Stored entries:
━━━━━━━━

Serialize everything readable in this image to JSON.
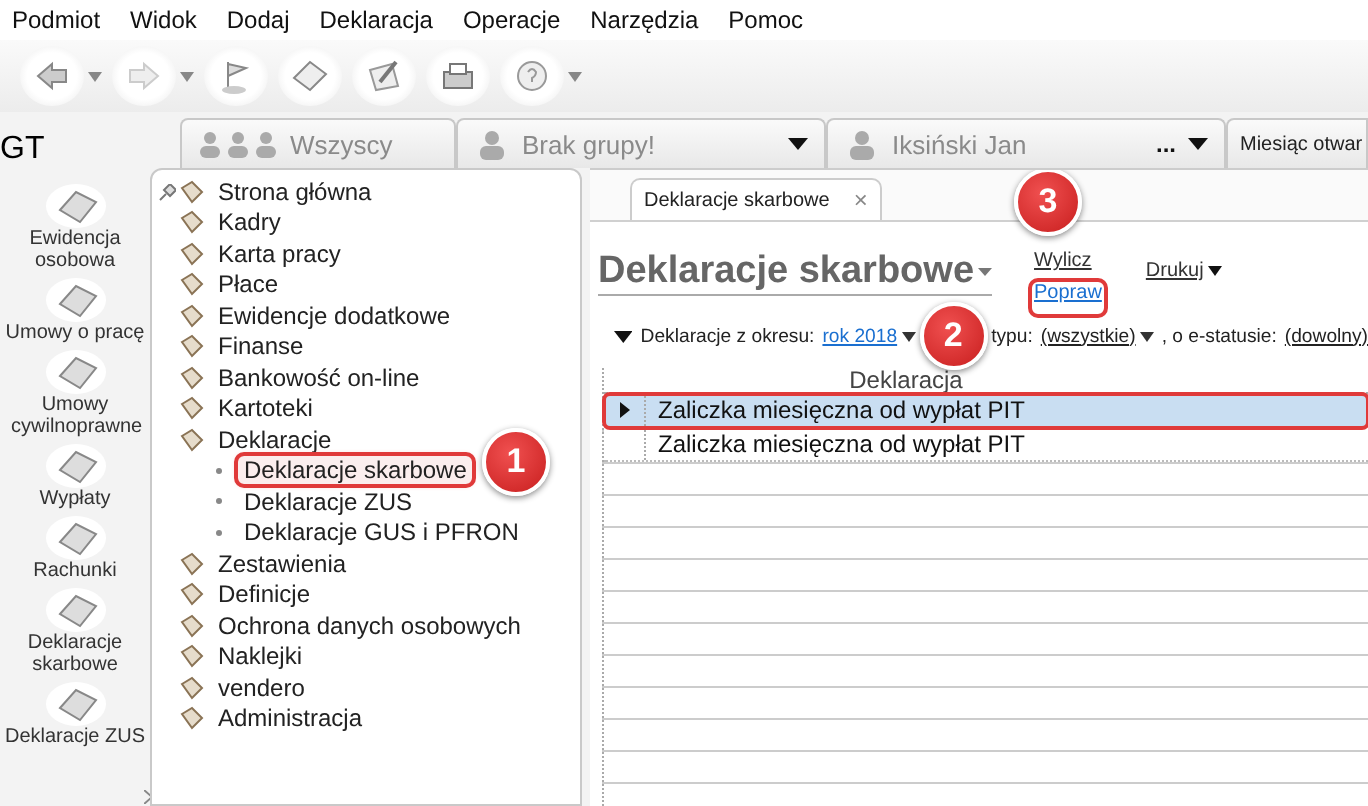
{
  "menu": [
    "Podmiot",
    "Widok",
    "Dodaj",
    "Deklaracja",
    "Operacje",
    "Narzędzia",
    "Pomoc"
  ],
  "logo": "GT",
  "context_tabs": [
    {
      "label": "Wszyscy",
      "dropdown": false
    },
    {
      "label": "Brak grupy!",
      "dropdown": true
    },
    {
      "label": "Iksiński Jan",
      "dropdown": true,
      "more": "..."
    },
    {
      "label": "Miesiąc otwar"
    }
  ],
  "modules": [
    "Ewidencja osobowa",
    "Umowy o pracę",
    "Umowy cywilnoprawne",
    "Wypłaty",
    "Rachunki",
    "Deklaracje skarbowe",
    "Deklaracje ZUS"
  ],
  "tree": [
    {
      "label": "Strona główna"
    },
    {
      "label": "Kadry"
    },
    {
      "label": "Karta pracy"
    },
    {
      "label": "Płace"
    },
    {
      "label": "Ewidencje dodatkowe"
    },
    {
      "label": "Finanse"
    },
    {
      "label": "Bankowość on-line"
    },
    {
      "label": "Kartoteki"
    },
    {
      "label": "Deklaracje",
      "expanded": true,
      "children": [
        {
          "label": "Deklaracje skarbowe",
          "selected": true,
          "annotated": true
        },
        {
          "label": "Deklaracje ZUS",
          "selected": false,
          "annotated": false
        },
        {
          "label": "Deklaracje GUS i PFRON",
          "selected": false,
          "annotated": false
        }
      ]
    },
    {
      "label": "Zestawienia"
    },
    {
      "label": "Definicje"
    },
    {
      "label": "Ochrona danych osobowych"
    },
    {
      "label": "Naklejki"
    },
    {
      "label": "vendero"
    },
    {
      "label": "Administracja"
    }
  ],
  "document_tab": {
    "label": "Deklaracje skarbowe",
    "close": "×"
  },
  "page_title": "Deklaracje skarbowe",
  "actions": [
    {
      "label": "Wylicz",
      "kind": "plain",
      "annotated": false
    },
    {
      "label": "Popraw",
      "kind": "link",
      "annotated": true
    },
    {
      "label": "Drukuj",
      "kind": "menu",
      "annotated": false
    }
  ],
  "filter": {
    "label": "Deklaracje z okresu:",
    "period": "rok 2018",
    "type_label": "typu:",
    "type": "(wszystkie)",
    "status_label": ", o e-statusie:",
    "status": "(dowolny)"
  },
  "table": {
    "columns": [
      "Deklaracja"
    ],
    "rows": [
      {
        "cells": [
          "Zaliczka miesięczna od wypłat PIT"
        ],
        "selected": true,
        "annotated": true
      },
      {
        "cells": [
          "Zaliczka miesięczna od wypłat PIT"
        ],
        "selected": false,
        "annotated": false
      }
    ]
  },
  "callouts": [
    {
      "number": "1"
    },
    {
      "number": "2"
    },
    {
      "number": "3"
    }
  ]
}
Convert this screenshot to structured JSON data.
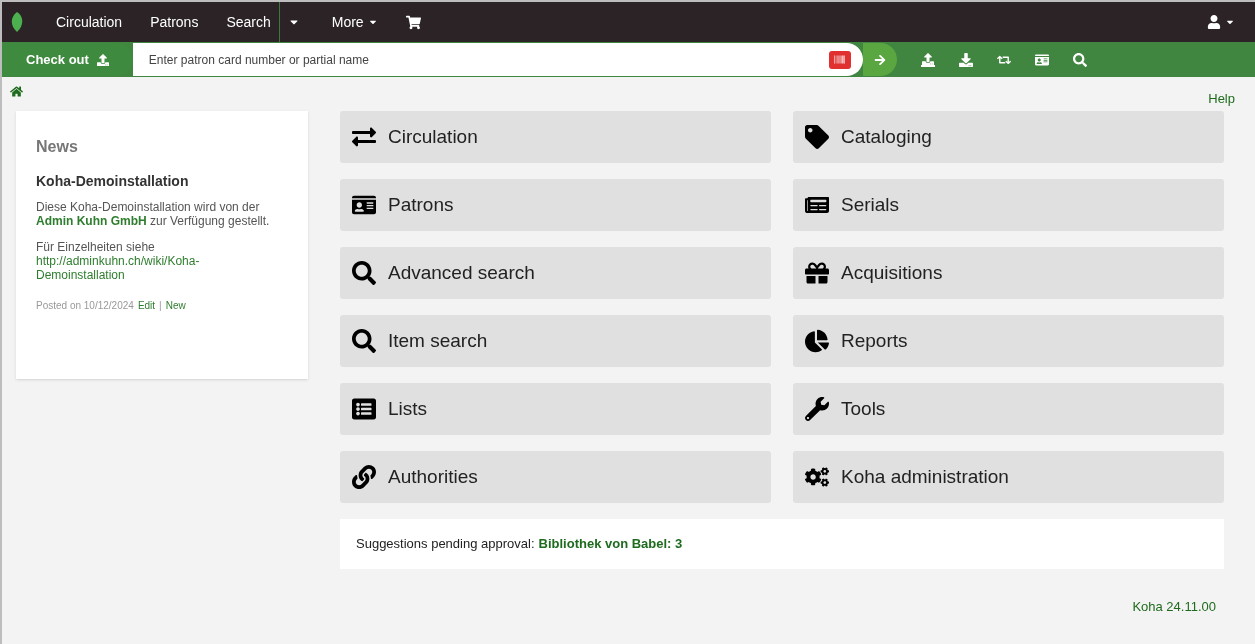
{
  "nav": {
    "items": [
      "Circulation",
      "Patrons",
      "Search"
    ],
    "more": "More"
  },
  "checkout": {
    "button": "Check out",
    "placeholder": "Enter patron card number or partial name"
  },
  "help": "Help",
  "news": {
    "title": "News",
    "heading": "Koha-Demoinstallation",
    "text_before": "Diese Koha-Demoinstallation wird von der",
    "link": "Admin Kuhn GmbH",
    "text_after": "zur Verfügung gestellt.",
    "details": "Für Einzelheiten siehe",
    "url": "http://adminkuhn.ch/wiki/Koha-Demoinstallation",
    "posted": "Posted on 10/12/2024",
    "edit": "Edit",
    "separator": "|",
    "new": "New"
  },
  "modules": [
    "Circulation",
    "Cataloging",
    "Patrons",
    "Serials",
    "Advanced search",
    "Acquisitions",
    "Item search",
    "Reports",
    "Lists",
    "Tools",
    "Authorities",
    "Koha administration"
  ],
  "pending": {
    "label": "Suggestions pending approval:",
    "link": "Bibliothek von Babel: 3"
  },
  "version": "Koha 24.11.00"
}
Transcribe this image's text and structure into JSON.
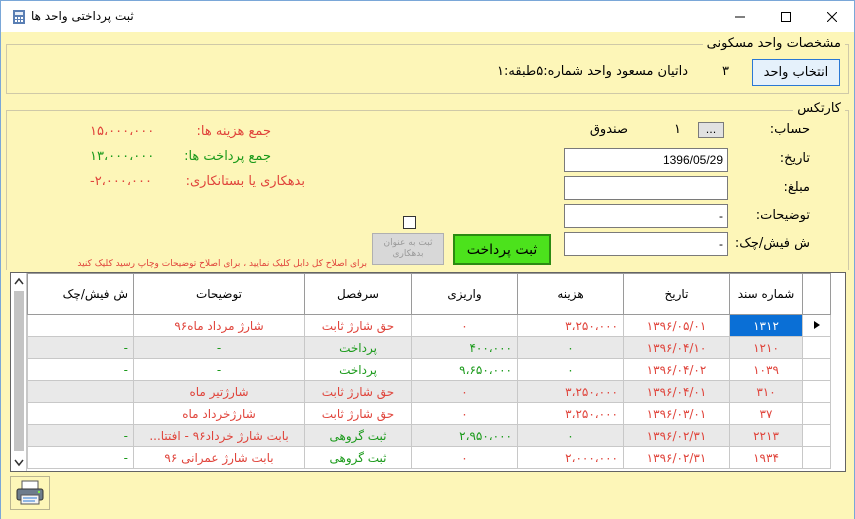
{
  "window": {
    "title": "ثبت پرداختی واحد ها"
  },
  "unit_section": {
    "legend": "مشخصات واحد مسکونی",
    "select_button": "انتخاب واحد",
    "unit_number": "۳",
    "unit_desc": "داتیان مسعود واحد شماره:۵طبقه:۱"
  },
  "cardex": {
    "legend": "کارتکس",
    "account_label": "حساب:",
    "account_button": "...",
    "account_code": "۱",
    "account_name": "صندوق",
    "date_label": "تاریخ:",
    "date_value": "1396/05/29",
    "amount_label": "مبلغ:",
    "amount_value": "",
    "desc_label": "توضیحات:",
    "desc_value": "-",
    "receipt_label": "ش فیش/چک:",
    "receipt_value": "-",
    "total_cost_label": "جمع هزینه ها:",
    "total_cost_value": "۱۵،۰۰۰،۰۰۰",
    "total_paid_label": "جمع پرداخت ها:",
    "total_paid_value": "۱۳،۰۰۰،۰۰۰",
    "balance_label": "بدهکاری یا بستانکاری:",
    "balance_value": "-۲،۰۰۰،۰۰۰",
    "submit_payment": "ثبت پرداخت",
    "submit_debt": "ثبت به عنوان بدهکاری",
    "hint": "برای اصلاح کل دابل کلیک نمایید ، برای اصلاح توضیحات وچاپ رسید کلیک کنید"
  },
  "table": {
    "columns": [
      "شماره سند",
      "تاریخ",
      "هزینه",
      "واریزی",
      "سرفصل",
      "توضیحات",
      "ش فیش/چک"
    ],
    "rows": [
      {
        "doc": "۱۳۱۲",
        "date": "۱۳۹۶/۰۵/۰۱",
        "cost": "۳،۲۵۰،۰۰۰",
        "paid": "۰",
        "head": "حق شارژ ثابت",
        "desc": "شارژ مرداد ماه۹۶",
        "receipt": ""
      },
      {
        "doc": "۱۲۱۰",
        "date": "۱۳۹۶/۰۴/۱۰",
        "cost": "۰",
        "paid": "۴۰۰،۰۰۰",
        "head": "پرداخت",
        "desc": "-",
        "receipt": "-"
      },
      {
        "doc": "۱۰۳۹",
        "date": "۱۳۹۶/۰۴/۰۲",
        "cost": "۰",
        "paid": "۹،۶۵۰،۰۰۰",
        "head": "پرداخت",
        "desc": "-",
        "receipt": "-"
      },
      {
        "doc": "۳۱۰",
        "date": "۱۳۹۶/۰۴/۰۱",
        "cost": "۳،۲۵۰،۰۰۰",
        "paid": "۰",
        "head": "حق شارژ ثابت",
        "desc": "شارژتیر ماه",
        "receipt": ""
      },
      {
        "doc": "۳۷",
        "date": "۱۳۹۶/۰۳/۰۱",
        "cost": "۳،۲۵۰،۰۰۰",
        "paid": "۰",
        "head": "حق شارژ ثابت",
        "desc": "شارژخرداد ماه",
        "receipt": ""
      },
      {
        "doc": "۲۲۱۳",
        "date": "۱۳۹۶/۰۲/۳۱",
        "cost": "۰",
        "paid": "۲،۹۵۰،۰۰۰",
        "head": "ثبت گروهی",
        "desc": "بابت شارژ خرداد۹۶ - افتتا...",
        "receipt": "-"
      },
      {
        "doc": "۱۹۳۴",
        "date": "۱۳۹۶/۰۲/۳۱",
        "cost": "۲،۰۰۰،۰۰۰",
        "paid": "۰",
        "head": "ثبت گروهی",
        "desc": "بابت شارژ عمرانی ۹۶",
        "receipt": "-"
      }
    ]
  },
  "colors": {
    "background": "#fdf6b8",
    "selection": "#0a6fd6",
    "red": "#e0443b",
    "green": "#1a9a1a",
    "submit_green": "#4ce21c"
  },
  "icons": {
    "app": "app-icon",
    "print": "printer-icon"
  }
}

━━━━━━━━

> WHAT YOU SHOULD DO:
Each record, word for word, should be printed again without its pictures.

> RESPONSE TO THIS EXERCISE:
Serialize everything readable in this image to JSON.
{
  "menu": [
    "Podmiot",
    "Widok",
    "Dodaj",
    "Deklaracja",
    "Operacje",
    "Narzędzia",
    "Pomoc"
  ],
  "logo": "GT",
  "context_tabs": [
    {
      "label": "Wszyscy",
      "dropdown": false
    },
    {
      "label": "Brak grupy!",
      "dropdown": true
    },
    {
      "label": "Iksiński Jan",
      "dropdown": true,
      "more": "..."
    },
    {
      "label": "Miesiąc otwar"
    }
  ],
  "modules": [
    "Ewidencja osobowa",
    "Umowy o pracę",
    "Umowy cywilnoprawne",
    "Wypłaty",
    "Rachunki",
    "Deklaracje skarbowe",
    "Deklaracje ZUS"
  ],
  "tree": [
    {
      "label": "Strona główna"
    },
    {
      "label": "Kadry"
    },
    {
      "label": "Karta pracy"
    },
    {
      "label": "Płace"
    },
    {
      "label": "Ewidencje dodatkowe"
    },
    {
      "label": "Finanse"
    },
    {
      "label": "Bankowość on-line"
    },
    {
      "label": "Kartoteki"
    },
    {
      "label": "Deklaracje",
      "expanded": true,
      "children": [
        {
          "label": "Deklaracje skarbowe",
          "selected": true,
          "annotated": true
        },
        {
          "label": "Deklaracje ZUS",
          "selected": false,
          "annotated": false
        },
        {
          "label": "Deklaracje GUS i PFRON",
          "selected": false,
          "annotated": false
        }
      ]
    },
    {
      "label": "Zestawienia"
    },
    {
      "label": "Definicje"
    },
    {
      "label": "Ochrona danych osobowych"
    },
    {
      "label": "Naklejki"
    },
    {
      "label": "vendero"
    },
    {
      "label": "Administracja"
    }
  ],
  "document_tab": {
    "label": "Deklaracje skarbowe",
    "close": "×"
  },
  "page_title": "Deklaracje skarbowe",
  "actions": [
    {
      "label": "Wylicz",
      "kind": "plain",
      "annotated": false
    },
    {
      "label": "Popraw",
      "kind": "link",
      "annotated": true
    },
    {
      "label": "Drukuj",
      "kind": "menu",
      "annotated": false
    }
  ],
  "filter": {
    "label": "Deklaracje z okresu:",
    "period": "rok 2018",
    "type_label": "typu:",
    "type": "(wszystkie)",
    "status_label": ", o e-statusie:",
    "status": "(dowolny)"
  },
  "table": {
    "columns": [
      "Deklaracja"
    ],
    "rows": [
      {
        "cells": [
          "Zaliczka miesięczna od wypłat PIT"
        ],
        "selected": true,
        "annotated": true
      },
      {
        "cells": [
          "Zaliczka miesięczna od wypłat PIT"
        ],
        "selected": false,
        "annotated": false
      }
    ]
  },
  "callouts": [
    {
      "number": "1"
    },
    {
      "number": "2"
    },
    {
      "number": "3"
    }
  ]
}
Convert this screenshot to structured JSON data.
{
  "nav": {
    "items": [
      "Circulation",
      "Patrons",
      "Search"
    ],
    "more": "More"
  },
  "checkout": {
    "button": "Check out",
    "placeholder": "Enter patron card number or partial name"
  },
  "help": "Help",
  "news": {
    "title": "News",
    "heading": "Koha-Demoinstallation",
    "text_before": "Diese Koha-Demoinstallation wird von der",
    "link": "Admin Kuhn GmbH",
    "text_after": "zur Verfügung gestellt.",
    "details": "Für Einzelheiten siehe",
    "url": "http://adminkuhn.ch/wiki/Koha-Demoinstallation",
    "posted": "Posted on 10/12/2024",
    "edit": "Edit",
    "separator": "|",
    "new": "New"
  },
  "modules": [
    "Circulation",
    "Cataloging",
    "Patrons",
    "Serials",
    "Advanced search",
    "Acquisitions",
    "Item search",
    "Reports",
    "Lists",
    "Tools",
    "Authorities",
    "Koha administration"
  ],
  "pending": {
    "label": "Suggestions pending approval:",
    "link": "Bibliothek von Babel: 3"
  },
  "version": "Koha 24.11.00"
}
Transcribe this image's text and structure into JSON.
{
  "window": {
    "title": "ثبت پرداختی واحد ها"
  },
  "unit_section": {
    "legend": "مشخصات واحد مسکونی",
    "select_button": "انتخاب واحد",
    "unit_number": "۳",
    "unit_desc": "داتیان مسعود واحد شماره:۵طبقه:۱"
  },
  "cardex": {
    "legend": "کارتکس",
    "account_label": "حساب:",
    "account_button": "...",
    "account_code": "۱",
    "account_name": "صندوق",
    "date_label": "تاریخ:",
    "date_value": "1396/05/29",
    "amount_label": "مبلغ:",
    "amount_value": "",
    "desc_label": "توضیحات:",
    "desc_value": "-",
    "receipt_label": "ش فیش/چک:",
    "receipt_value": "-",
    "total_cost_label": "جمع هزینه ها:",
    "total_cost_value": "۱۵،۰۰۰،۰۰۰",
    "total_paid_label": "جمع پرداخت ها:",
    "total_paid_value": "۱۳،۰۰۰،۰۰۰",
    "balance_label": "بدهکاری یا بستانکاری:",
    "balance_value": "-۲،۰۰۰،۰۰۰",
    "submit_payment": "ثبت پرداخت",
    "submit_debt": "ثبت به عنوان بدهکاری",
    "hint": "برای اصلاح کل دابل کلیک نمایید ، برای اصلاح توضیحات وچاپ رسید کلیک کنید"
  },
  "table": {
    "columns": [
      "شماره سند",
      "تاریخ",
      "هزینه",
      "واریزی",
      "سرفصل",
      "توضیحات",
      "ش فیش/چک"
    ],
    "rows": [
      {
        "doc": "۱۳۱۲",
        "date": "۱۳۹۶/۰۵/۰۱",
        "cost": "۳،۲۵۰،۰۰۰",
        "paid": "۰",
        "head": "حق شارژ ثابت",
        "desc": "شارژ مرداد ماه۹۶",
        "receipt": ""
      },
      {
        "doc": "۱۲۱۰",
        "date": "۱۳۹۶/۰۴/۱۰",
        "cost": "۰",
        "paid": "۴۰۰،۰۰۰",
        "head": "پرداخت",
        "desc": "-",
        "receipt": "-"
      },
      {
        "doc": "۱۰۳۹",
        "date": "۱۳۹۶/۰۴/۰۲",
        "cost": "۰",
        "paid": "۹،۶۵۰،۰۰۰",
        "head": "پرداخت",
        "desc": "-",
        "receipt": "-"
      },
      {
        "doc": "۳۱۰",
        "date": "۱۳۹۶/۰۴/۰۱",
        "cost": "۳،۲۵۰،۰۰۰",
        "paid": "۰",
        "head": "حق شارژ ثابت",
        "desc": "شارژتیر ماه",
        "receipt": ""
      },
      {
        "doc": "۳۷",
        "date": "۱۳۹۶/۰۳/۰۱",
        "cost": "۳،۲۵۰،۰۰۰",
        "paid": "۰",
        "head": "حق شارژ ثابت",
        "desc": "شارژخرداد ماه",
        "receipt": ""
      },
      {
        "doc": "۲۲۱۳",
        "date": "۱۳۹۶/۰۲/۳۱",
        "cost": "۰",
        "paid": "۲،۹۵۰،۰۰۰",
        "head": "ثبت گروهی",
        "desc": "بابت شارژ خرداد۹۶ - افتتا...",
        "receipt": "-"
      },
      {
        "doc": "۱۹۳۴",
        "date": "۱۳۹۶/۰۲/۳۱",
        "cost": "۲،۰۰۰،۰۰۰",
        "paid": "۰",
        "head": "ثبت گروهی",
        "desc": "بابت شارژ عمرانی ۹۶",
        "receipt": "-"
      }
    ]
  },
  "colors": {
    "background": "#fdf6b8",
    "selection": "#0a6fd6",
    "red": "#e0443b",
    "green": "#1a9a1a",
    "submit_green": "#4ce21c"
  },
  "icons": {
    "app": "app-icon",
    "print": "printer-icon"
  }
}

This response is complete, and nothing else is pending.